Make sure nothing overlaps and that everything lines up appropriately well before you finalize and release your calendar.

Engage with parents and volunteers

Many parents have multiple children in sports. This can make it difficult for them to make sure each child makes it to every practice.
Keep this in mind as you engage parents and volunteers. Create ways for parents to meet and mingle with each other. Effectively communicate with everyone involved well in advance so they can properly plan for games and practices.
Encourage carpooling among players to help manage busy sports schedules. Establish safety parameters so that parents can drop children off at practices if need be to transport siblings to other sporting events.
In other words, make it as easy as possible for parents and players to participate. Try your best to keep other age ranges and their practice/game schedules in mind as you create each calendar.

Think about seasonal changes

One schedule doesn’t fit all. For example, the schedule you might have created for a spring soccer season won’t simply fit just as easily for a fall soccer schedule. And you might find that last year’s spring soccer schedule won’t even work for this year’s spring soccer schedule.
Holidays and weather conditions are always changing. Keep similar time frames in mind, but allow your schedules enough flexibility so you can perfectly mold them to fit within each new season.

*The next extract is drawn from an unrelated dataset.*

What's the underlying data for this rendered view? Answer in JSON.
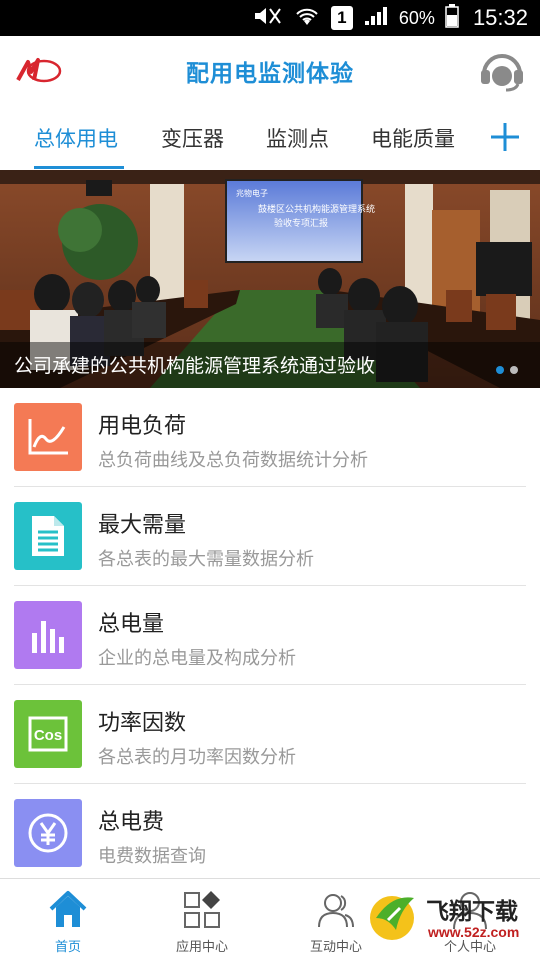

Example of a youth sports calendar

Calendar-making is an art form. Let’s look at some art to get an idea of what your youth sports calendar could look like.
First, let’s take a look at a full organization’s youth sports calendar. This is a calendar created by a youth sports program that offers a number of different types of sports and seasons:
a youth sports calendar for multiple sports
Fort Carson Youth Sports
The above calendar has all sports—for winter, spring, summer, and fall—outlined with registration dates, age ranges, registration fees, and even start and end dates. This is perfect for letting parents know exactly what to expect throughout the season.
Here’s an example of a spring baseball league’s game calendar:
a baseball organization calendar with game times and locations for each team
It outlines which teams are playing on what day and at what time. It even includes potential makeup games throughout for inclement weather.
These two different types of youth sports calendars are both essential to your organization. You need to provide a public list of all available sports seasons plus registration details so parents can sign up their kids.
And you need to be able to create an organized game schedule that allows for breaks, includes makeup days, and even keeps time outlined for a potential tournament if the league wants to hold one.

Create your own youth sports calendar

Creating a youth sports calendar is a much more involved process than just slapping a few game dates down on paper and sending it out to parents and volunteer coaches. It requires proper planning, execution, and organization.
Consider getting the help of a sports management tool—they can be useful in more ways than just calendar building.
Jersey Watch is the Fastest Way to Manage Your Sports Organization